[Start of section]
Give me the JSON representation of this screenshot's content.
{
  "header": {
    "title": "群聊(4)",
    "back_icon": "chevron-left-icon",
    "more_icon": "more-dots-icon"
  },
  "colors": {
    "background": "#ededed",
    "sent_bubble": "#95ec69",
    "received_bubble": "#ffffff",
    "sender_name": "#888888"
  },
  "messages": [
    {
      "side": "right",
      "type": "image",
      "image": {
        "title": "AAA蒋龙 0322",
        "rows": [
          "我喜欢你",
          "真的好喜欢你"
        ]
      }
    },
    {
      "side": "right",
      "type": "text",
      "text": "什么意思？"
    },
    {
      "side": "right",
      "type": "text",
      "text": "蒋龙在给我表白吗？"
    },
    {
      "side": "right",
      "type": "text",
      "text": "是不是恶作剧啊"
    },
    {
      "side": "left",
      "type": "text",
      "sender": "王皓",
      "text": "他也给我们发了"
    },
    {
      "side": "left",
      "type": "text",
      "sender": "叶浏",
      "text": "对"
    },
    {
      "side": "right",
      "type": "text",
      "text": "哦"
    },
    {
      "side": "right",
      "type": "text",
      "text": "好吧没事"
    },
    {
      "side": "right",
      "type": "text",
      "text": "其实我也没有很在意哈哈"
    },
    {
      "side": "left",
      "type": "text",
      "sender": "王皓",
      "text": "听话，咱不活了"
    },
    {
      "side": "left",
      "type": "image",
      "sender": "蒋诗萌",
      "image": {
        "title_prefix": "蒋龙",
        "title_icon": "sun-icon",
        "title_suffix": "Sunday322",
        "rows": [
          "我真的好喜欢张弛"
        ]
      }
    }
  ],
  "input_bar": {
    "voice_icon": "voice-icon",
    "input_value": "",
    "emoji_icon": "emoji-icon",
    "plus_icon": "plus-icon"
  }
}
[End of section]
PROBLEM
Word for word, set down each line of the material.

WRITTEN REPLY
Give me the JSON representation of this screenshot's content.
{
  "header": {
    "title": "群聊(4)",
    "back_icon": "chevron-left-icon",
    "more_icon": "more-dots-icon"
  },
  "colors": {
    "background": "#ededed",
    "sent_bubble": "#95ec69",
    "received_bubble": "#ffffff",
    "sender_name": "#888888"
  },
  "messages": [
    {
      "side": "right",
      "type": "image",
      "image": {
        "title": "AAA蒋龙 0322",
        "rows": [
          "我喜欢你",
          "真的好喜欢你"
        ]
      }
    },
    {
      "side": "right",
      "type": "text",
      "text": "什么意思？"
    },
    {
      "side": "right",
      "type": "text",
      "text": "蒋龙在给我表白吗？"
    },
    {
      "side": "right",
      "type": "text",
      "text": "是不是恶作剧啊"
    },
    {
      "side": "left",
      "type": "text",
      "sender": "王皓",
      "text": "他也给我们发了"
    },
    {
      "side": "left",
      "type": "text",
      "sender": "叶浏",
      "text": "对"
    },
    {
      "side": "right",
      "type": "text",
      "text": "哦"
    },
    {
      "side": "right",
      "type": "text",
      "text": "好吧没事"
    },
    {
      "side": "right",
      "type": "text",
      "text": "其实我也没有很在意哈哈"
    },
    {
      "side": "left",
      "type": "text",
      "sender": "王皓",
      "text": "听话，咱不活了"
    },
    {
      "side": "left",
      "type": "image",
      "sender": "蒋诗萌",
      "image": {
        "title_prefix": "蒋龙",
        "title_icon": "sun-icon",
        "title_suffix": "Sunday322",
        "rows": [
          "我真的好喜欢张弛"
        ]
      }
    }
  ],
  "input_bar": {
    "voice_icon": "voice-icon",
    "input_value": "",
    "emoji_icon": "emoji-icon",
    "plus_icon": "plus-icon"
  }
}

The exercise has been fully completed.